**** Records supplied

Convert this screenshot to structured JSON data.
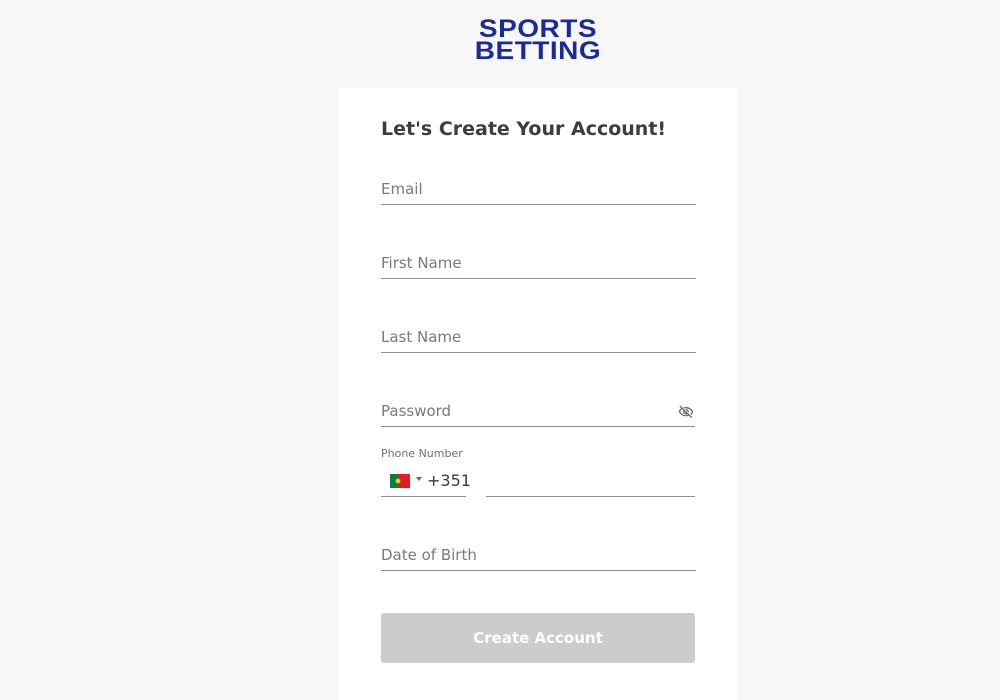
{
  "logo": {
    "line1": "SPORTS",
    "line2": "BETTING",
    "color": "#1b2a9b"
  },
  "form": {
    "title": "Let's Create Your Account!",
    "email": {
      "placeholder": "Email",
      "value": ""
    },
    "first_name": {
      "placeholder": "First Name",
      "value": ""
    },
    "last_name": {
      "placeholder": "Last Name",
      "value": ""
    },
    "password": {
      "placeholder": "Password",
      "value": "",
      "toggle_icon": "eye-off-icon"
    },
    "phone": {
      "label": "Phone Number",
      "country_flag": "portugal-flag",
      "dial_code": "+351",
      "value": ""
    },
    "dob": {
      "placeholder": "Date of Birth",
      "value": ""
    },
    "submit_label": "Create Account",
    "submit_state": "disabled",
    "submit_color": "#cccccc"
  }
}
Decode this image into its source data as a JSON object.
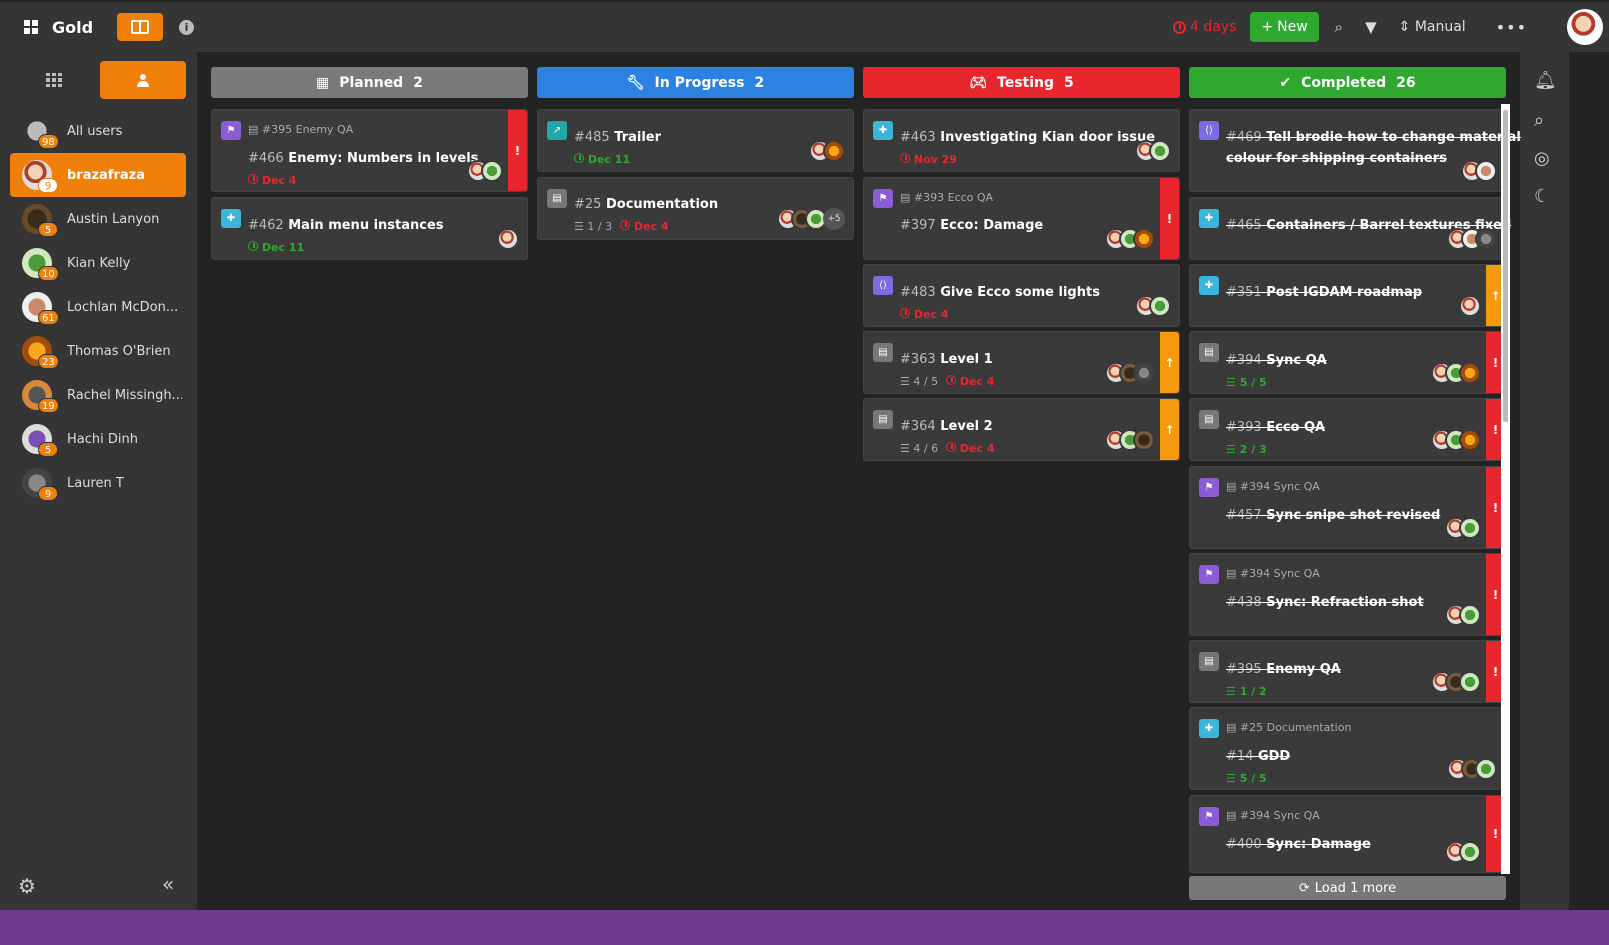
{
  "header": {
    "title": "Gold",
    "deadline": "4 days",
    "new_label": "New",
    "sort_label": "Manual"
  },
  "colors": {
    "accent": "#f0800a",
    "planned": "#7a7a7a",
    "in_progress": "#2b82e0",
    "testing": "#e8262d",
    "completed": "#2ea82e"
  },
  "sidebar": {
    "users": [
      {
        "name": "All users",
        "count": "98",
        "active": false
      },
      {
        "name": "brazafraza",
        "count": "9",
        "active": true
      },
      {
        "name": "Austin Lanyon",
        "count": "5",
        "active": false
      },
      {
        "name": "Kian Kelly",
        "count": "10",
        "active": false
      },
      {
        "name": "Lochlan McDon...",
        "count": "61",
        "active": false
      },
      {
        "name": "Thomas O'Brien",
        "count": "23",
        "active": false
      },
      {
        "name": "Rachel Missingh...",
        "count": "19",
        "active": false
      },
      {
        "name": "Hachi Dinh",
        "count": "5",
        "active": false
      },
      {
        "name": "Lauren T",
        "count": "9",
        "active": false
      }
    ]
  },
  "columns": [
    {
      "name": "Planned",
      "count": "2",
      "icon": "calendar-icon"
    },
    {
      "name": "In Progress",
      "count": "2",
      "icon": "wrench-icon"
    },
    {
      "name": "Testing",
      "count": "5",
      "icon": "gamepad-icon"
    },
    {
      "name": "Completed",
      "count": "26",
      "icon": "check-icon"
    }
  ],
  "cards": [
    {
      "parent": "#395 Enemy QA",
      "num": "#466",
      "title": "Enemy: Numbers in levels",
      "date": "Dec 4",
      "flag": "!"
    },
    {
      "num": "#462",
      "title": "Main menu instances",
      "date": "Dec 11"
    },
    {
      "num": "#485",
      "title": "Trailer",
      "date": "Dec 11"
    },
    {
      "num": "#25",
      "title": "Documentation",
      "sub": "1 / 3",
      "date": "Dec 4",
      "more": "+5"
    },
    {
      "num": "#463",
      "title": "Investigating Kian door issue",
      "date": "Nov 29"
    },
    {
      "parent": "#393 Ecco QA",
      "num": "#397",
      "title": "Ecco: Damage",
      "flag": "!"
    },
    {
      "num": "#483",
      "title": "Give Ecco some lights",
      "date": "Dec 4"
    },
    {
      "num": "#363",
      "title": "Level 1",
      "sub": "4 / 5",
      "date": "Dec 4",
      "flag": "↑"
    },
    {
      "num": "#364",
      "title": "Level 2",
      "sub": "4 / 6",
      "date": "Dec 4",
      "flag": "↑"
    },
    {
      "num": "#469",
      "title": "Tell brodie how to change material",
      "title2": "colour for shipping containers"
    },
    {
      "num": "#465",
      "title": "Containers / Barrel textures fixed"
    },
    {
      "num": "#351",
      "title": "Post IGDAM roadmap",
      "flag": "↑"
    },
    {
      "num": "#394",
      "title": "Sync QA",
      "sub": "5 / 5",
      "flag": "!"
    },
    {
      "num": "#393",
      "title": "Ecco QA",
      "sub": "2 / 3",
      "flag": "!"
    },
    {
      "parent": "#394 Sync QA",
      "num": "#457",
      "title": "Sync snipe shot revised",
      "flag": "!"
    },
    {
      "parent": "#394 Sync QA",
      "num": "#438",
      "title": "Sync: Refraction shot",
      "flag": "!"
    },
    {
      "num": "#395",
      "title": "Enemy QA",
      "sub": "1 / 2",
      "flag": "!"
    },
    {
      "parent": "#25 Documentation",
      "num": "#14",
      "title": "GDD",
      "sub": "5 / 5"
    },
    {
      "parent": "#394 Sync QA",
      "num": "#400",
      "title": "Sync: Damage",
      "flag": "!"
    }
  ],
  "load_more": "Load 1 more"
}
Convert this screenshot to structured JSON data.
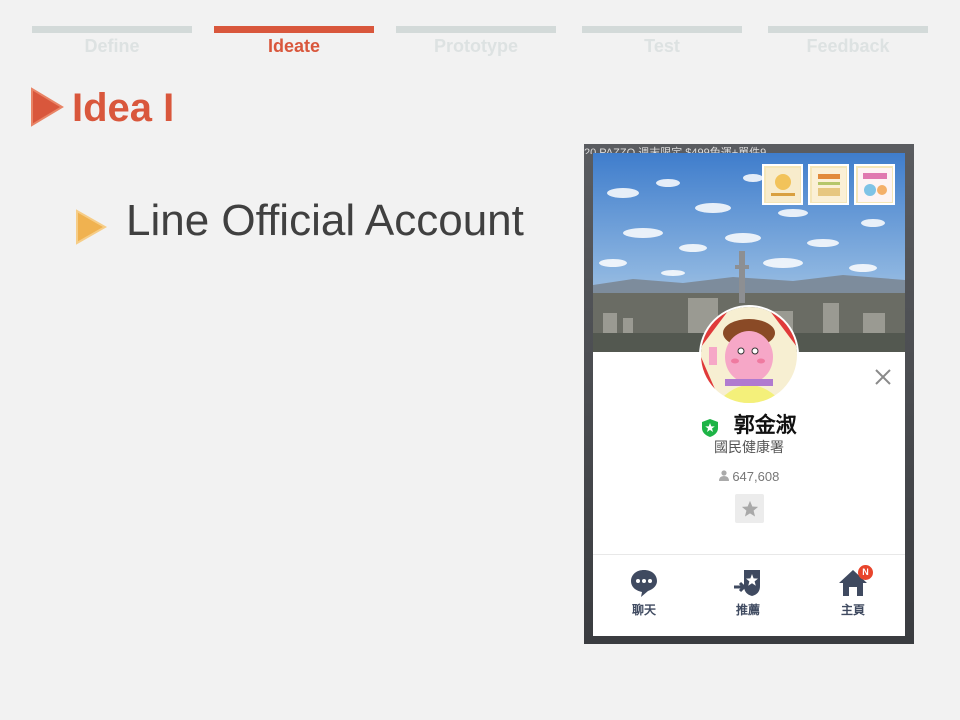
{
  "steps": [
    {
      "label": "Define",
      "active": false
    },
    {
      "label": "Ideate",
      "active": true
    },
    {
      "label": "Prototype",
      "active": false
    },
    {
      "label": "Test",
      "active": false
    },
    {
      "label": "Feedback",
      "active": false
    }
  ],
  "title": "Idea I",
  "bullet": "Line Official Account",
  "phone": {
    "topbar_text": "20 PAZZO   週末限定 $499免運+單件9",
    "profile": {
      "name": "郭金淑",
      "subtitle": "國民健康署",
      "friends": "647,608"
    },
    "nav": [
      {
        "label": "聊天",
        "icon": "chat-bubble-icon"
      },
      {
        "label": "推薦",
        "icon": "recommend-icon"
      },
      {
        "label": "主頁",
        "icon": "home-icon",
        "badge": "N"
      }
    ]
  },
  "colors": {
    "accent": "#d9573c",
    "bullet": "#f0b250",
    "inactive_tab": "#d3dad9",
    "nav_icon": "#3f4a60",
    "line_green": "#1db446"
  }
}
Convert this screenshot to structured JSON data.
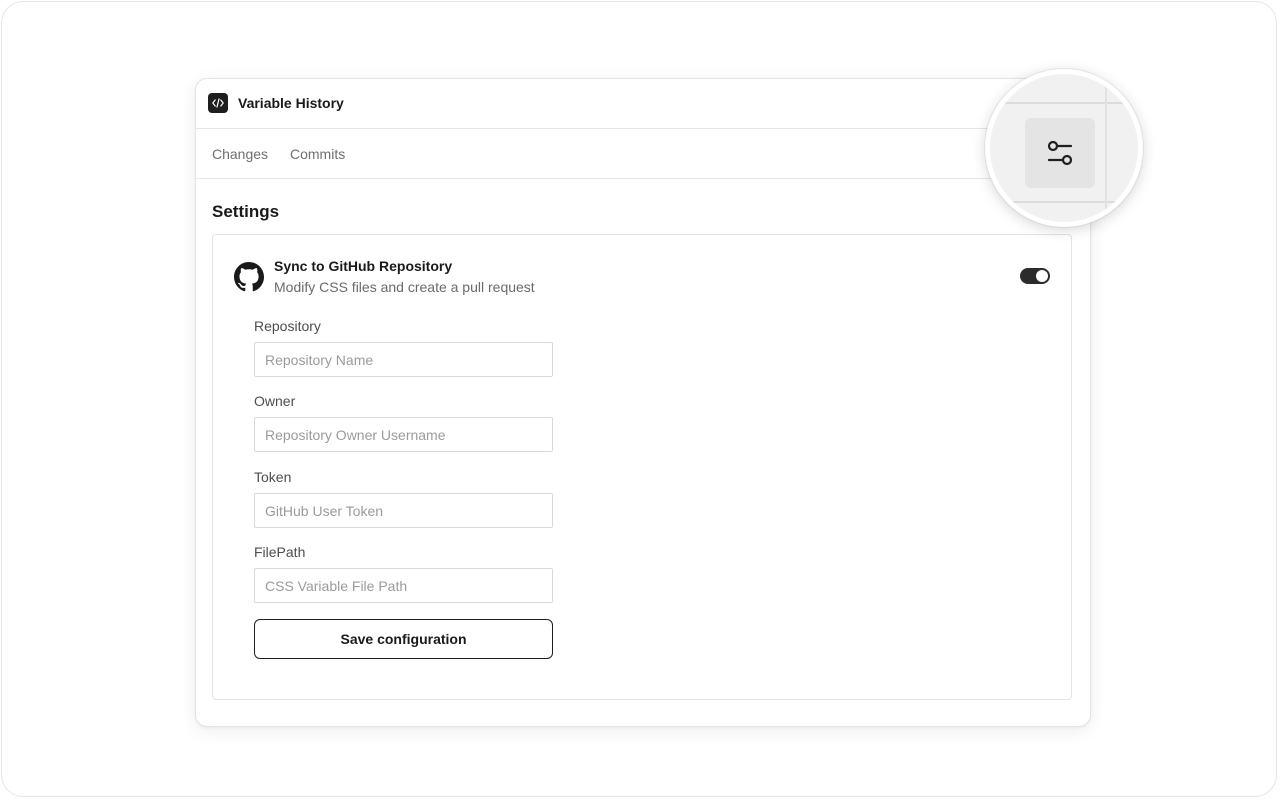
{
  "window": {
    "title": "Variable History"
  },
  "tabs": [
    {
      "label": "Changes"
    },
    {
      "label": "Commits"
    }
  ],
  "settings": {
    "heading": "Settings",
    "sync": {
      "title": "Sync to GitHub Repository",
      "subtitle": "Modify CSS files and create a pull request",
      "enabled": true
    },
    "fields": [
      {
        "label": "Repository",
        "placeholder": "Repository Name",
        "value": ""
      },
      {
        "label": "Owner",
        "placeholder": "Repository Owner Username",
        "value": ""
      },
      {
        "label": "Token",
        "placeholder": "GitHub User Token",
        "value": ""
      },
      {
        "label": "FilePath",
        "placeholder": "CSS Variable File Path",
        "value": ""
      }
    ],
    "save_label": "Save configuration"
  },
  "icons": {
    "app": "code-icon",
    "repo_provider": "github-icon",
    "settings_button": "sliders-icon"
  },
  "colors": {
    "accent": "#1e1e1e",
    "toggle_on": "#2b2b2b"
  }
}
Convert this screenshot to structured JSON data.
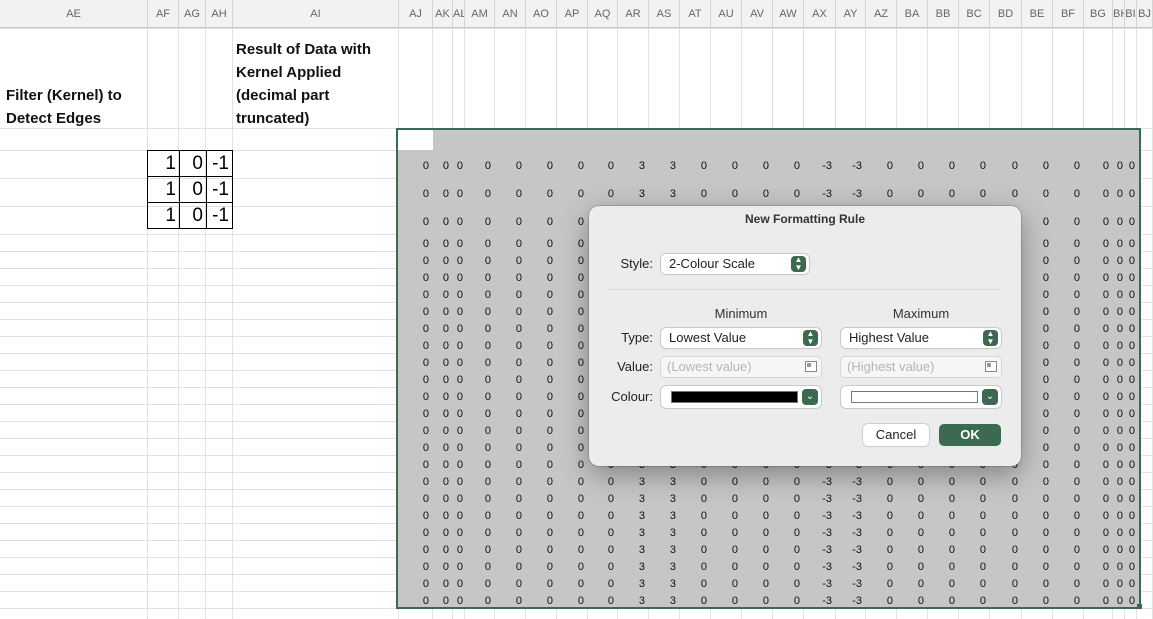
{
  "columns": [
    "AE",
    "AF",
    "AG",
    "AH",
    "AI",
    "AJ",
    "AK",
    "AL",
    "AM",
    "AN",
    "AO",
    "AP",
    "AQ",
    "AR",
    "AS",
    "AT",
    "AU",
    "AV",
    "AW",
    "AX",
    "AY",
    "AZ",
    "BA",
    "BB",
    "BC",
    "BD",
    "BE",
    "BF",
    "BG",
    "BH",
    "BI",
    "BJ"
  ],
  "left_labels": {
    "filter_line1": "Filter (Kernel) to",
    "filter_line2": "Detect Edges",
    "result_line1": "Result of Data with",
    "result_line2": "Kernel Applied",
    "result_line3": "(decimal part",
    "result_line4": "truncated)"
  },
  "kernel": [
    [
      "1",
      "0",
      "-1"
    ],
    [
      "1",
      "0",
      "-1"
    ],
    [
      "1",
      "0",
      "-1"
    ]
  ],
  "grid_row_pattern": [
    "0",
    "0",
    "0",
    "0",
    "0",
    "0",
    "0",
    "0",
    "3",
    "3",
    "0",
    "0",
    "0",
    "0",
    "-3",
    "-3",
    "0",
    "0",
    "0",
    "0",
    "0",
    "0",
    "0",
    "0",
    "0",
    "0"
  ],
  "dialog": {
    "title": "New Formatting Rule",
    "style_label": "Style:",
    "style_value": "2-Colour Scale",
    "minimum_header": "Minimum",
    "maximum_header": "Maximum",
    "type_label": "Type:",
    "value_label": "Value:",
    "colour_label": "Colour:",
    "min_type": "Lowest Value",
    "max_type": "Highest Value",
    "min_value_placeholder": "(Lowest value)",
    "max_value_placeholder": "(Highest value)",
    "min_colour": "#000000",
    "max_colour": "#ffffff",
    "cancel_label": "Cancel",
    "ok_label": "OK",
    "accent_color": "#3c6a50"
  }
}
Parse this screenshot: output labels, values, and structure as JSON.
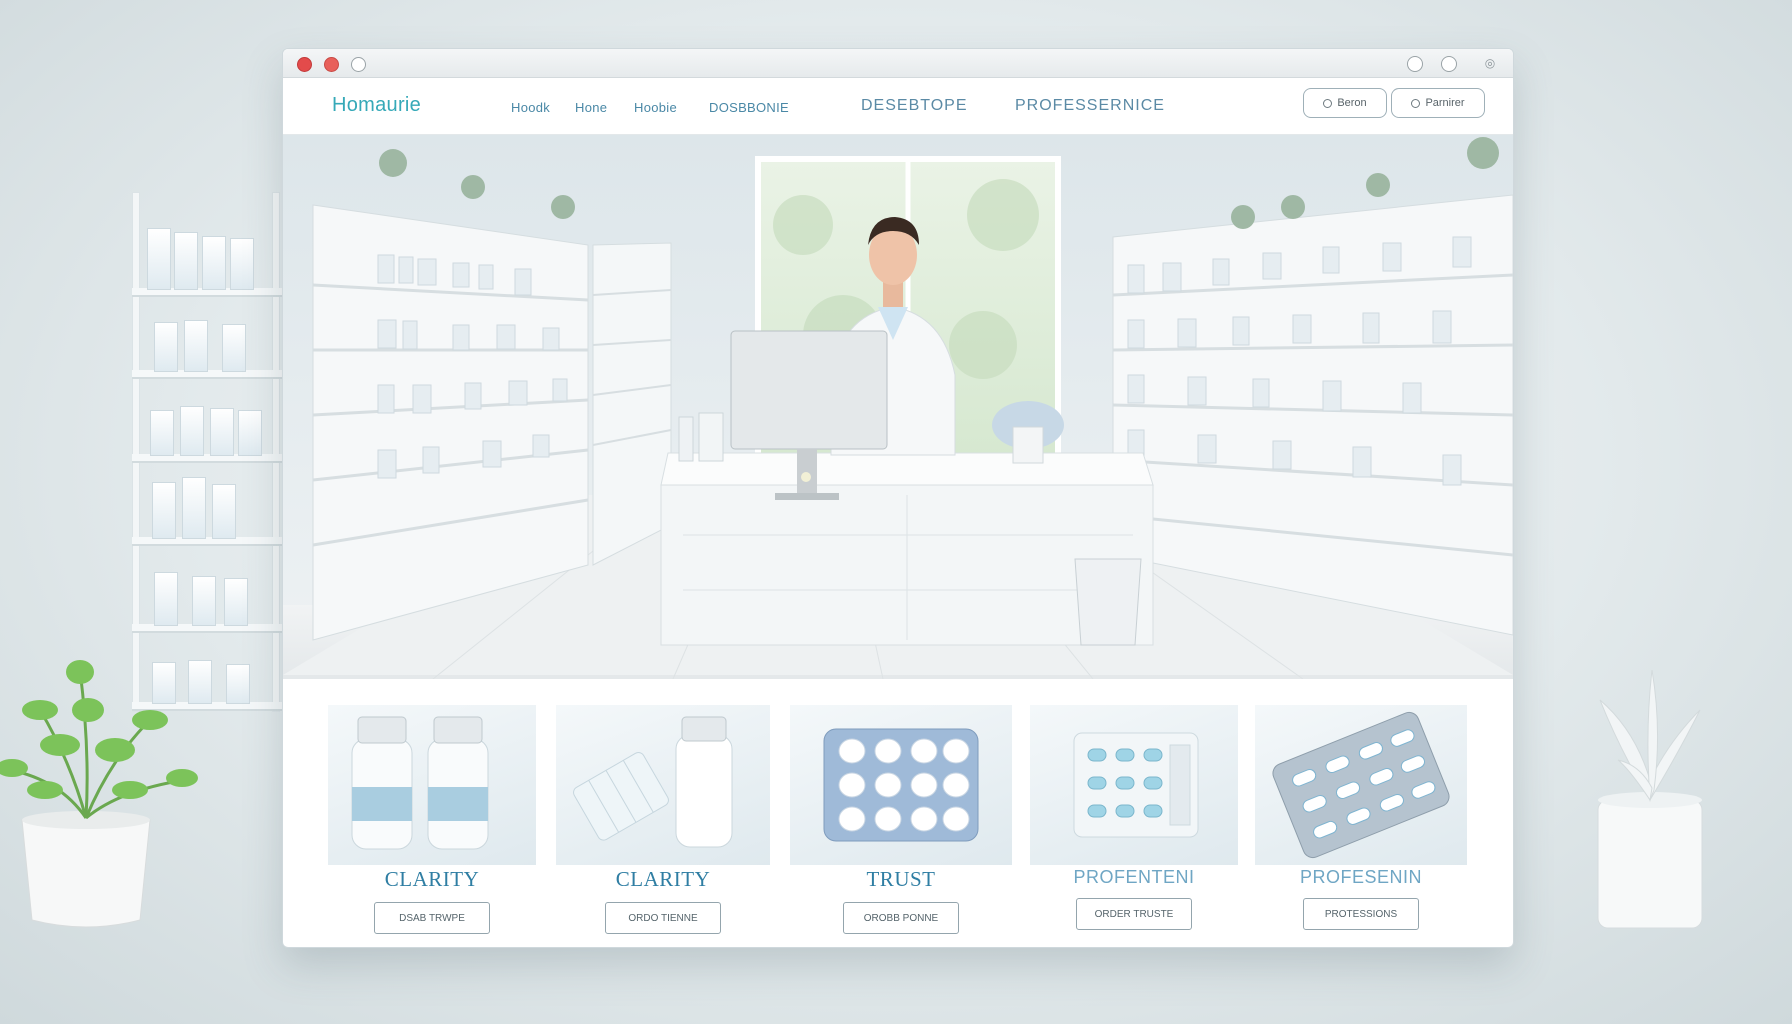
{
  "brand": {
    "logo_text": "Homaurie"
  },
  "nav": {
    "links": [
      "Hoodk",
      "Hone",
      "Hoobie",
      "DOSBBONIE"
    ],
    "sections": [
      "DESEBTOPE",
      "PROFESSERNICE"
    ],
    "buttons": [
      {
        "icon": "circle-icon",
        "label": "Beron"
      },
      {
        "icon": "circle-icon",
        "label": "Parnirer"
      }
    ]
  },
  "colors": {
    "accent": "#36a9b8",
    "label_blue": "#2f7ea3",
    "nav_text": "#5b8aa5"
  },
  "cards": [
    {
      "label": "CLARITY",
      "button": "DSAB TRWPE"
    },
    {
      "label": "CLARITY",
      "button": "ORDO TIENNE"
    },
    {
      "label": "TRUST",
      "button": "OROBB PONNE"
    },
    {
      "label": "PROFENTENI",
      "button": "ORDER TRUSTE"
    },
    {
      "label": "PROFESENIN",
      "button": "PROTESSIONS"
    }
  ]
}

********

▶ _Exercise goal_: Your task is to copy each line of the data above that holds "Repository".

▶ _Task output_:
      "title": "Sync to GitHub Repository",
        "label": "Repository",
        "placeholder": "Repository Name",
        "placeholder": "Repository Owner Username",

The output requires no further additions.